"But set a genius—a real genius—in the midst of this crowd; and you instantly perceive something almost incredible. It is as if this genius, in his lightning transmigration, had entered into these mechanical, lifeless bodies, and as if only one demoniacal eye gleamed forth out of them all. Now look and listen—you can never listen enough! When you again observe the orchestra, now loftily storming, now fervently wailing, when you notice the quick tightening of every muscle and the rhythmical necessity of every gesture, then you too will feel what a preestablished harmony there is between leader and followers, and how in the hierarchy of spirits everything impels us towards the establishment of a like organisation. You can divine from my simile what I would understand by a true educational institution, and why I am very far from recognising one in the present type of university."

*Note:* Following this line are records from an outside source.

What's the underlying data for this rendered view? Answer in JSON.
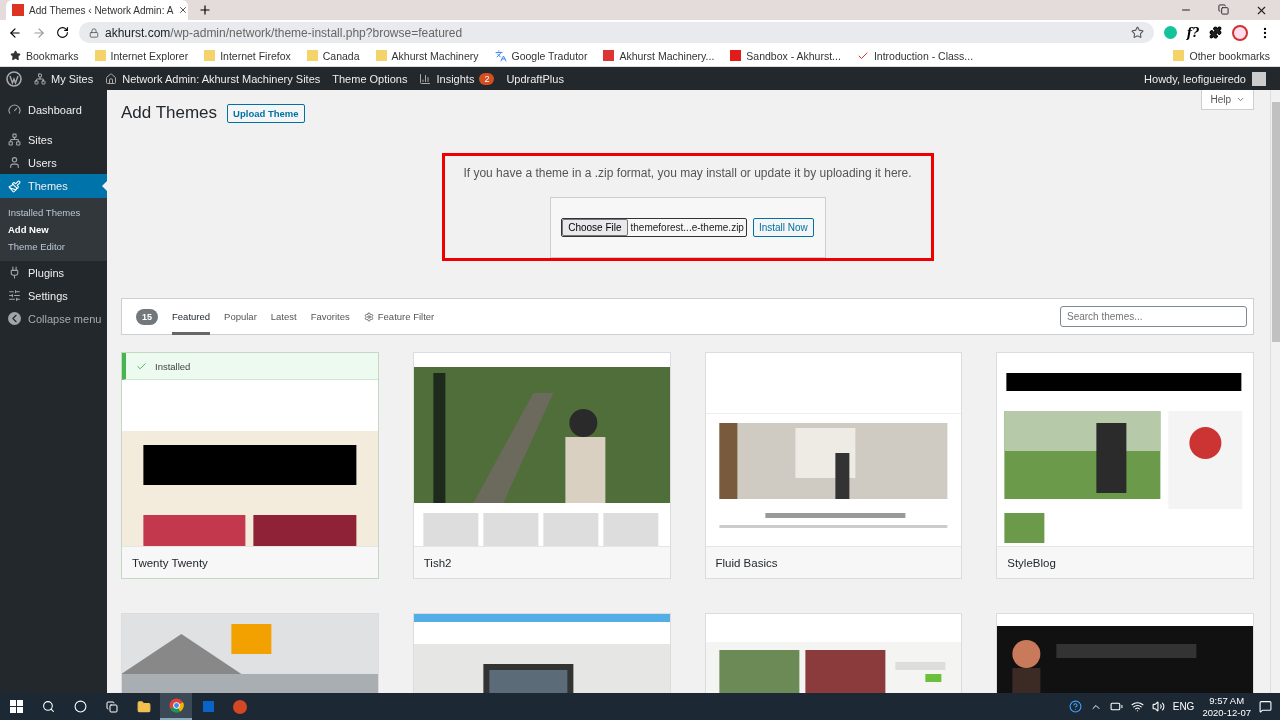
{
  "browser": {
    "tab_title": "Add Themes ‹ Network Admin: A",
    "url_host": "akhurst.com",
    "url_path": "/wp-admin/network/theme-install.php?browse=featured",
    "extension_label": "f?",
    "bookmarks": [
      {
        "label": "Bookmarks",
        "kind": "star"
      },
      {
        "label": "Internet Explorer",
        "kind": "folder"
      },
      {
        "label": "Internet Firefox",
        "kind": "folder"
      },
      {
        "label": "Canada",
        "kind": "folder"
      },
      {
        "label": "Akhurst Machinery",
        "kind": "folder"
      },
      {
        "label": "Google Tradutor",
        "kind": "translate"
      },
      {
        "label": "Akhurst Machinery...",
        "kind": "site"
      },
      {
        "label": "Sandbox - Akhurst...",
        "kind": "sandbox"
      },
      {
        "label": "Introduction - Class...",
        "kind": "check"
      }
    ],
    "other_bookmarks": "Other bookmarks"
  },
  "admin_bar": {
    "items": [
      {
        "label": "My Sites",
        "kind": "sites"
      },
      {
        "label": "Network Admin: Akhurst Machinery Sites",
        "kind": "home"
      },
      {
        "label": "Theme Options",
        "kind": "plain"
      },
      {
        "label": "Insights",
        "kind": "chart",
        "badge": "2"
      },
      {
        "label": "UpdraftPlus",
        "kind": "plain"
      }
    ],
    "howdy": "Howdy, leofigueiredo"
  },
  "sidebar": {
    "items": [
      {
        "label": "Dashboard",
        "kind": "dashboard",
        "selected": false
      },
      {
        "label": "Sites",
        "kind": "sites",
        "selected": false
      },
      {
        "label": "Users",
        "kind": "users",
        "selected": false
      },
      {
        "label": "Themes",
        "kind": "themes",
        "selected": true,
        "children": [
          {
            "label": "Installed Themes",
            "selected": false
          },
          {
            "label": "Add New",
            "selected": true
          },
          {
            "label": "Theme Editor",
            "selected": false
          }
        ]
      },
      {
        "label": "Plugins",
        "kind": "plugins",
        "selected": false
      },
      {
        "label": "Settings",
        "kind": "settings",
        "selected": false
      }
    ],
    "collapse": "Collapse menu"
  },
  "page": {
    "title": "Add Themes",
    "upload_button": "Upload Theme",
    "help_button": "Help"
  },
  "upload": {
    "text": "If you have a theme in a .zip format, you may install or update it by uploading it here.",
    "choose_file": "Choose File",
    "file_name": "themeforest...e-theme.zip",
    "install_button": "Install Now"
  },
  "filter": {
    "count": "15",
    "tabs": [
      {
        "label": "Featured",
        "selected": true
      },
      {
        "label": "Popular",
        "selected": false
      },
      {
        "label": "Latest",
        "selected": false
      },
      {
        "label": "Favorites",
        "selected": false
      }
    ],
    "feature_filter": "Feature Filter",
    "search_placeholder": "Search themes..."
  },
  "installed_label": "Installed",
  "themes": [
    {
      "name": "Twenty Twenty",
      "installed": true
    },
    {
      "name": "Tish2",
      "installed": false
    },
    {
      "name": "Fluid Basics",
      "installed": false
    },
    {
      "name": "StyleBlog",
      "installed": false
    }
  ],
  "taskbar": {
    "language": "ENG",
    "time": "9:57 AM",
    "date": "2020-12-07"
  }
}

[From a few MS. notes written down by Nietzsche in the spring and autumn of 1872, and still preserved in the Nietzsche Archives at Weimar, it is evident that he at one time intended to add a sixth and seventh lecture to the five just given. These notes, although included in the latest edition of Nietzsche's works, are utterly lacking in interest and continuity, being merely headings and sub-headings of sections in the proposed lectures. They do not, indeed, occupy more than two printed pages, and were deemed too fragmentary for translation in this edition.]

FOOTNOTES: [9] The reader may be reminded that a German university student is subject to very few restrictions, and that much greater liberty is allowed him than is permitted to English students.

Nietzsche did not approve of this extraordinary freedom, which, in his opinion, led to intellectual lawlessness.—Tr. [10] Hegel's.—Tr. [11] A German students' association, of liberal principles, founded for patriotic purposes at Jena in 1813. [12] Weber set one or two of Körner's "Lyre

and Sword" songs to music. The reader will remember that these lectures were delivered when Nietzsche was only in his twenty-eighth year. Like Goethe, he afterwards freed himself from all patriotic trammels and prejudices, and aimed at a general European culture. Luther, Schiller, Kant, Körner, and Weber did not continue to be the objects of his veneration for long, indeed, they were afterwards violently attacked by him, and the superficial student

.who speaks of inconsistency may be reminded of Nietzsche's phrase in stanza 12 of the epilogue to Beyond Good and Evil: "Nur wer sich wandelt.—Tr. i. bleibt mit mir verwandt". only the changing ones have anything in common with me.e.

Sign up to vote on this title
UsefulNot useful